■ Work instruction
When responding, copy every record below exactly as it appears.

[Supplied records]

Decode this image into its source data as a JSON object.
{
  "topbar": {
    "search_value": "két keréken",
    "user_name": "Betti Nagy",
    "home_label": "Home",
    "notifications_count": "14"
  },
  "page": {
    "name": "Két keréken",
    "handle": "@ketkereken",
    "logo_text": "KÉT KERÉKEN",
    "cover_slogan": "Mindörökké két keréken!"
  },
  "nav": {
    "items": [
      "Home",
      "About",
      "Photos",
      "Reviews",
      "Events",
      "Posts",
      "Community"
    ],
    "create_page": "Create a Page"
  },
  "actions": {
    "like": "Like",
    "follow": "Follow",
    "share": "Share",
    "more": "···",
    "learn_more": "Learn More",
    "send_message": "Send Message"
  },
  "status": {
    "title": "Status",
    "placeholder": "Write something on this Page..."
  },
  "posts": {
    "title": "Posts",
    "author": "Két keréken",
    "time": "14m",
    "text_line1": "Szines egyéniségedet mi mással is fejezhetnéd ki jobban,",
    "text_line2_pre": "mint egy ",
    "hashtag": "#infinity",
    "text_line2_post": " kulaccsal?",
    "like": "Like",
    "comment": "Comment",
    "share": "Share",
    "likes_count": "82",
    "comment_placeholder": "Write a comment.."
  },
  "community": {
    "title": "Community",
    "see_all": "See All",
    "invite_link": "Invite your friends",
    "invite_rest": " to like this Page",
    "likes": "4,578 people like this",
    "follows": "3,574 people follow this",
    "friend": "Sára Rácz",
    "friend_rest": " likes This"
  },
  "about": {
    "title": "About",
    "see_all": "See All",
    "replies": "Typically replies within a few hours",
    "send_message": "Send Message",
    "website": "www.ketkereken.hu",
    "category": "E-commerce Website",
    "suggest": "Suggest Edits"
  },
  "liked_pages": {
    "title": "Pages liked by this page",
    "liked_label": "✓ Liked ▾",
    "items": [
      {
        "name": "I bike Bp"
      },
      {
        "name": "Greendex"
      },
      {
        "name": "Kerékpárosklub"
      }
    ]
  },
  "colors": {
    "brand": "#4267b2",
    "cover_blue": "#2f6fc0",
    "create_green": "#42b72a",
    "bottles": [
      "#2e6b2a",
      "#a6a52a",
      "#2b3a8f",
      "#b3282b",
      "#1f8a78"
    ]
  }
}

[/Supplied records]

■ Response to this task
Decode this image into its source data as a JSON object.
{
  "topbar": {
    "search_value": "két keréken",
    "user_name": "Betti Nagy",
    "home_label": "Home",
    "notifications_count": "14"
  },
  "page": {
    "name": "Két keréken",
    "handle": "@ketkereken",
    "logo_text": "KÉT KERÉKEN",
    "cover_slogan": "Mindörökké két keréken!"
  },
  "nav": {
    "items": [
      "Home",
      "About",
      "Photos",
      "Reviews",
      "Events",
      "Posts",
      "Community"
    ],
    "create_page": "Create a Page"
  },
  "actions": {
    "like": "Like",
    "follow": "Follow",
    "share": "Share",
    "more": "···",
    "learn_more": "Learn More",
    "send_message": "Send Message"
  },
  "status": {
    "title": "Status",
    "placeholder": "Write something on this Page..."
  },
  "posts": {
    "title": "Posts",
    "author": "Két keréken",
    "time": "14m",
    "text_line1": "Szines egyéniségedet mi mással is fejezhetnéd ki jobban,",
    "text_line2_pre": "mint egy ",
    "hashtag": "#infinity",
    "text_line2_post": " kulaccsal?",
    "like": "Like",
    "comment": "Comment",
    "share": "Share",
    "likes_count": "82",
    "comment_placeholder": "Write a comment.."
  },
  "community": {
    "title": "Community",
    "see_all": "See All",
    "invite_link": "Invite your friends",
    "invite_rest": " to like this Page",
    "likes": "4,578 people like this",
    "follows": "3,574 people follow this",
    "friend": "Sára Rácz",
    "friend_rest": " likes This"
  },
  "about": {
    "title": "About",
    "see_all": "See All",
    "replies": "Typically replies within a few hours",
    "send_message": "Send Message",
    "website": "www.ketkereken.hu",
    "category": "E-commerce Website",
    "suggest": "Suggest Edits"
  },
  "liked_pages": {
    "title": "Pages liked by this page",
    "liked_label": "✓ Liked ▾",
    "items": [
      {
        "name": "I bike Bp"
      },
      {
        "name": "Greendex"
      },
      {
        "name": "Kerékpárosklub"
      }
    ]
  },
  "colors": {
    "brand": "#4267b2",
    "cover_blue": "#2f6fc0",
    "create_green": "#42b72a",
    "bottles": [
      "#2e6b2a",
      "#a6a52a",
      "#2b3a8f",
      "#b3282b",
      "#1f8a78"
    ]
  }
}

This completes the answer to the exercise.